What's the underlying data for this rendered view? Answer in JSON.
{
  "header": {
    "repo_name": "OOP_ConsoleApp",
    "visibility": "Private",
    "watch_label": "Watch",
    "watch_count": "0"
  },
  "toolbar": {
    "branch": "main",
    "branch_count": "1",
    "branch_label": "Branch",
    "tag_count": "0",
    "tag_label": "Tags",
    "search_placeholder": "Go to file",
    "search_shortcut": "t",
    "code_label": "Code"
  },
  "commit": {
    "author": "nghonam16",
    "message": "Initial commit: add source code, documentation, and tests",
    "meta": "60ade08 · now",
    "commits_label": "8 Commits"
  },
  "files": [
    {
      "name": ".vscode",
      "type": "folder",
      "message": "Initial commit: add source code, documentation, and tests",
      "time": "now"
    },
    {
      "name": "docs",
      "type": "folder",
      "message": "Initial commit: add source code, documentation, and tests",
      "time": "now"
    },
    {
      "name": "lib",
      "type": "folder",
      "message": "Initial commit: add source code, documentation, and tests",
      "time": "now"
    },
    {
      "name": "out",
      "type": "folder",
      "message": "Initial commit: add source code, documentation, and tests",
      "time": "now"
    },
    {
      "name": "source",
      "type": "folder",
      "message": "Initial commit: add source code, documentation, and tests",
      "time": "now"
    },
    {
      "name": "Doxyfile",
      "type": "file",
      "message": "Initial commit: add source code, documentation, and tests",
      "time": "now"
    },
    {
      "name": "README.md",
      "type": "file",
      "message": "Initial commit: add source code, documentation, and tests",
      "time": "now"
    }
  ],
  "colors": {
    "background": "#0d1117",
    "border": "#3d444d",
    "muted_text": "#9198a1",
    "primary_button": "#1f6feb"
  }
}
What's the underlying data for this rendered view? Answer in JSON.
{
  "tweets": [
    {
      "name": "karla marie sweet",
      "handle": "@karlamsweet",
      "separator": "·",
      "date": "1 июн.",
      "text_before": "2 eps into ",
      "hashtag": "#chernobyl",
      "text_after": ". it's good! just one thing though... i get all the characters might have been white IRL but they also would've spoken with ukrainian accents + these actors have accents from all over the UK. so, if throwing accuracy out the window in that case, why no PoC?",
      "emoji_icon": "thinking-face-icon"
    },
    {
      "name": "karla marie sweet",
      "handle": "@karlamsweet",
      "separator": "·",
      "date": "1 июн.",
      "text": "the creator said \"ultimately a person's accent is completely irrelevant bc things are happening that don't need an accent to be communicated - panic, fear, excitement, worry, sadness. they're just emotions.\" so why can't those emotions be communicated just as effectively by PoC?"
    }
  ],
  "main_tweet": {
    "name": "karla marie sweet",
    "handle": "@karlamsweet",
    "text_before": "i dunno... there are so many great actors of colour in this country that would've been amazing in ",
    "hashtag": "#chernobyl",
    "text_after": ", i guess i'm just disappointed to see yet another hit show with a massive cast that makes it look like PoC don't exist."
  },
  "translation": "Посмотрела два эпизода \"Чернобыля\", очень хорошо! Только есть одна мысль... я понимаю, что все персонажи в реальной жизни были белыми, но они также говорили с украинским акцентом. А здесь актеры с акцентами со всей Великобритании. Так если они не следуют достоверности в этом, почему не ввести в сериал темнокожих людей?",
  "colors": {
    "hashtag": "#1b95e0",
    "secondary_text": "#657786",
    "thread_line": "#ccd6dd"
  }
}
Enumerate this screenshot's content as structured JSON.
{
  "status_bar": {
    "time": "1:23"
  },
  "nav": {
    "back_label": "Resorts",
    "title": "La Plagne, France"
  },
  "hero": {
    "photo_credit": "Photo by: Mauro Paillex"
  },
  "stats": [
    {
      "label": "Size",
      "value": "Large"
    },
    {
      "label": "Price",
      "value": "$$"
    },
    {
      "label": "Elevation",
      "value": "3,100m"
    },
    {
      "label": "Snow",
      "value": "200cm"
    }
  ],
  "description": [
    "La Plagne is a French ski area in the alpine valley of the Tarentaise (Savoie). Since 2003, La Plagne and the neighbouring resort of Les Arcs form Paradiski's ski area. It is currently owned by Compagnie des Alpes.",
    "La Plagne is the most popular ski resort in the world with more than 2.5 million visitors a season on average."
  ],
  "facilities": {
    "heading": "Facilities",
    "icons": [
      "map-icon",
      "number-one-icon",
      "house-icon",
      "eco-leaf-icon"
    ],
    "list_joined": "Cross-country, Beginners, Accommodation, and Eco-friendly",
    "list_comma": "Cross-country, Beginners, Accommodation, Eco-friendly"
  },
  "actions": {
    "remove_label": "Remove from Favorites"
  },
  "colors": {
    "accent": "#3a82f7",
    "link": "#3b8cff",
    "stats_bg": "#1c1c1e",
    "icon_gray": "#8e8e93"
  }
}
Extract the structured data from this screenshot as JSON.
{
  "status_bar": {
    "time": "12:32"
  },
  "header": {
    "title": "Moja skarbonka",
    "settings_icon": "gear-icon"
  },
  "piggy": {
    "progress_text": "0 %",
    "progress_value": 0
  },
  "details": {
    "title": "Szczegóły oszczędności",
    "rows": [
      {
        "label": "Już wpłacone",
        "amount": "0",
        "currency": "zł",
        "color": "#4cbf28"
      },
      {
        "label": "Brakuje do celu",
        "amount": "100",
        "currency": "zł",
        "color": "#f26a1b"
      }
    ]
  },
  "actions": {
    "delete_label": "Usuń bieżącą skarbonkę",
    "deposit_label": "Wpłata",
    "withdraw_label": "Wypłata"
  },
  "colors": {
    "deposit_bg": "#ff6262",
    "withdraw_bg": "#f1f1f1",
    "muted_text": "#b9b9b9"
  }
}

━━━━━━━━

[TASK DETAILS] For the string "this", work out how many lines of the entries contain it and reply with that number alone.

[WRITTEN SOLUTION] 5